Collected data entries
━━━━━━━━━━

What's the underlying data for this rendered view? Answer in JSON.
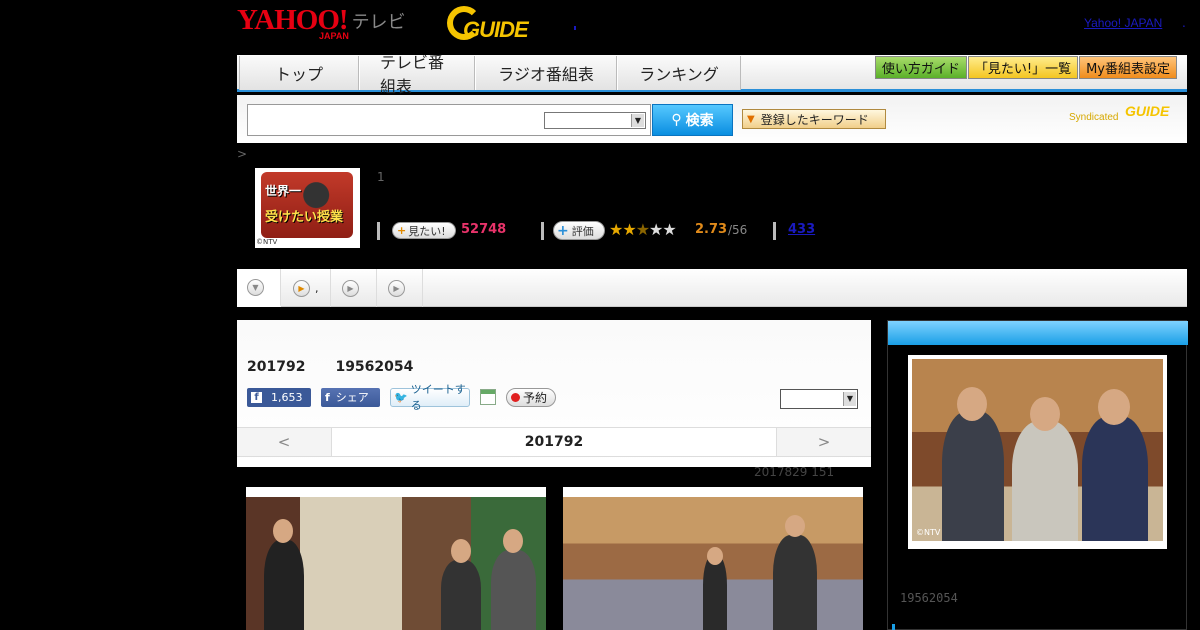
{
  "header": {
    "logo_yahoo": "YAHOO!",
    "logo_japan": "JAPAN",
    "logo_tv": "テレビ",
    "gguide": "GUIDE",
    "yahoo_japan_link": "Yahoo! JAPAN",
    "trailing_dot": "."
  },
  "nav": {
    "tabs": [
      {
        "label": "トップ"
      },
      {
        "label": "テレビ番組表"
      },
      {
        "label": "ラジオ番組表"
      },
      {
        "label": "ランキング"
      }
    ],
    "right_buttons": [
      {
        "label": "使い方ガイド"
      },
      {
        "label": "「見たい!」一覧"
      },
      {
        "label": "My番組表設定"
      }
    ]
  },
  "search": {
    "input_value": "",
    "select_value": "",
    "button_label": "検索",
    "keyword_button": "登録したキーワード",
    "syndicated": "Syndicated",
    "syndicated_logo": "GUIDE"
  },
  "breadcrumb": ">",
  "program": {
    "thumb_line1": "世界一",
    "thumb_line2": "受けたい授業",
    "thumb_copyright": "©NTV",
    "number": "1",
    "mitai_label": "見たい!",
    "mitai_count": "52748",
    "hyoka_label": "評価",
    "stars_on": "★★",
    "stars_half": "★",
    "stars_off": "★★",
    "rating": "2.73",
    "rating_count": "/56",
    "review_count": "433"
  },
  "tabstrip": {
    "tab2_text": ","
  },
  "episode": {
    "date": "201792",
    "id": "19562054",
    "fb_count": "1,653",
    "fb_share": "シェア",
    "tweet": "ツイートする",
    "reserve": "予約",
    "sort_value": "",
    "pager_prev": "<",
    "pager_current": "201792",
    "pager_next": ">",
    "updated": "2017829  151"
  },
  "sidebar": {
    "photo_copyright": "©NTV",
    "episode_id": "19562054"
  },
  "colors": {
    "accent_blue": "#2a8fd8",
    "mitai_pink": "#e8336a",
    "rating_orange": "#e08a1a",
    "gguide_yellow": "#f5c400"
  }
}
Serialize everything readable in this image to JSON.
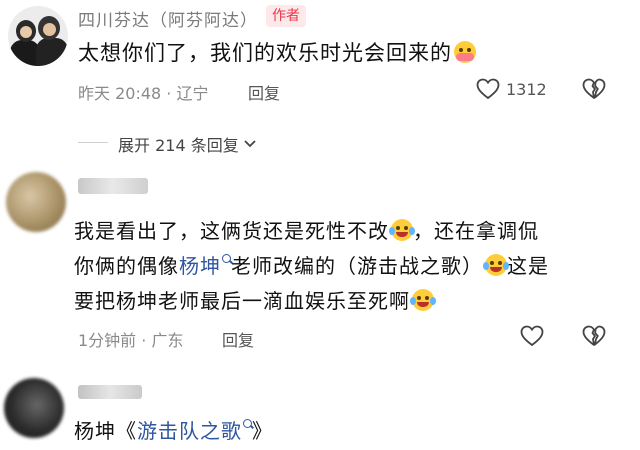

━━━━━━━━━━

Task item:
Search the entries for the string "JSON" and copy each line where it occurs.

Exercise solution:
What's the underlying data for this rendered view? Answer in JSON.
Serialize everything readable in this image to JSON.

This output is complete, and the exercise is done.